Directed by Neill Blomkamp
Produced by Peter Jackson
It can be debated whether the quintessential science fiction film has stood the test of time, but when it comes to aliens, they stand as a genre all on their own. The seventies brought us Alien (1979), the eighties brought us E.T. (1982) and the nineties brought us, well, Independence Day (1996) (no matter how cool he is, Jeff Goldblum will always look alien-like). However, in recent years the alien film has somehow become a carbon copy remake of past classics, only with better special effects (i.e. War of the Worlds (2005), Day the Earth Stood Still (2008) and so on). If audiences want to see an original alien picture, the only option they have nowadays is to see the newest animated family flick. But alien lovers, rejoice! District 9 is what we’ve been waiting for.
While traveling to Earth, an extraterrestrial spaceship breaks down over the South African city of Johannesburg. After twenty years of residence, the alien colony, also known as prawns, is forced to live in a sectioned-off, slum-like area of the city, known as District 9. Conflict ensues when Multi-National United (MNU), a private company designated to study the colony, is committed to evict the creatures into concentration camps and make off with their alien weaponry.
Unlike most recent sci-fi films, District 9 does not take advantage of its audience by hiding the alien species from sight. Instead, the creatures are in your face, creating their own interactive persona on screen. The prawns resemble a hybrid of marine crustacean and human, walking on inverted bent knees, speaking a dialect of clicking tongues behind a tendril covered mouth with their stature reaching over seven feet. But what is captivating about the creatures is their human-like expression of emotion. They show pain, anger and frustration. Not since E.T. have we felt such strong sympathy for alien creatures.

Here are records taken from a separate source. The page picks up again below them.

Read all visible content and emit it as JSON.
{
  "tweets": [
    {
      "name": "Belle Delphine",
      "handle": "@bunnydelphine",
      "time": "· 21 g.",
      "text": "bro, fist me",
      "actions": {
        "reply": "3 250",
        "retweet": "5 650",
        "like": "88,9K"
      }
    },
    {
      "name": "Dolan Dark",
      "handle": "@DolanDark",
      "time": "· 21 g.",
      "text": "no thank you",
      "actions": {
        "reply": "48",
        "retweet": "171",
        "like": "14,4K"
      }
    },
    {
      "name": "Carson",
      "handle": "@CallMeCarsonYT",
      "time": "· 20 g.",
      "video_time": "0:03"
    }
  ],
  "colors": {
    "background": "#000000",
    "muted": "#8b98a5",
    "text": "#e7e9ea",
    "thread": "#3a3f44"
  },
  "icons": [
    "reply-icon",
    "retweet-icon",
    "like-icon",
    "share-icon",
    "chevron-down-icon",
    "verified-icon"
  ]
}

The film does itself a favor by taking its time revealing its antagonists; we do not know too much of the prawns, so why should we side with them? But it is only in the first, fast-paced 15 minutes of the film that we become witness to the harrowing treatment of the aliens brought on by humans, eerily similar to the stories we hear in news stories every day. The prawns live in rundown decaying shacks, surrounded by filth with very little to eat and are being forced out of their homes. Although a distinct political allegory can be detected regarding the treatment of a different race, the film restrains itself from being too preachy. But it is still, at times, hard to watch.
The film also brings viewers a breath of fresh air by shooting on location in Johannesburg. Unlike your run-of-the-mill alien film, we are not surrounded by the unrealistic American life with a Manhattan or Washington backdrop. Instead, we are given the opportunity to see an historic parallel to the residential representation of Johannesburg, primarily when it comes to the gritty physicality of the racially segregated neighborhoods.
Newcomer Sharlto Copley’s performance as protagonist Wikus Van De Merwe is brilliantly executed. His portrayal of the bumbling, annoyingly chipper, idiot-savant torn between his professional duty and his own well being is something new to the screen that audiences have never seen. He is the ‘nobody’ who transforms himself into ‘somebody,’ and ‘something,’ along the way. Merwe’s performance alone is something to behold.
For a first-time feature director, Neill Blomkamp has created an astonishingly original experience. Part documentary, part science fiction and a healthy tinge of action, District 9 is by far one of the best films this summer and one of the best alien films to come along in over a decade. Go and see this movie. All humans are welcome.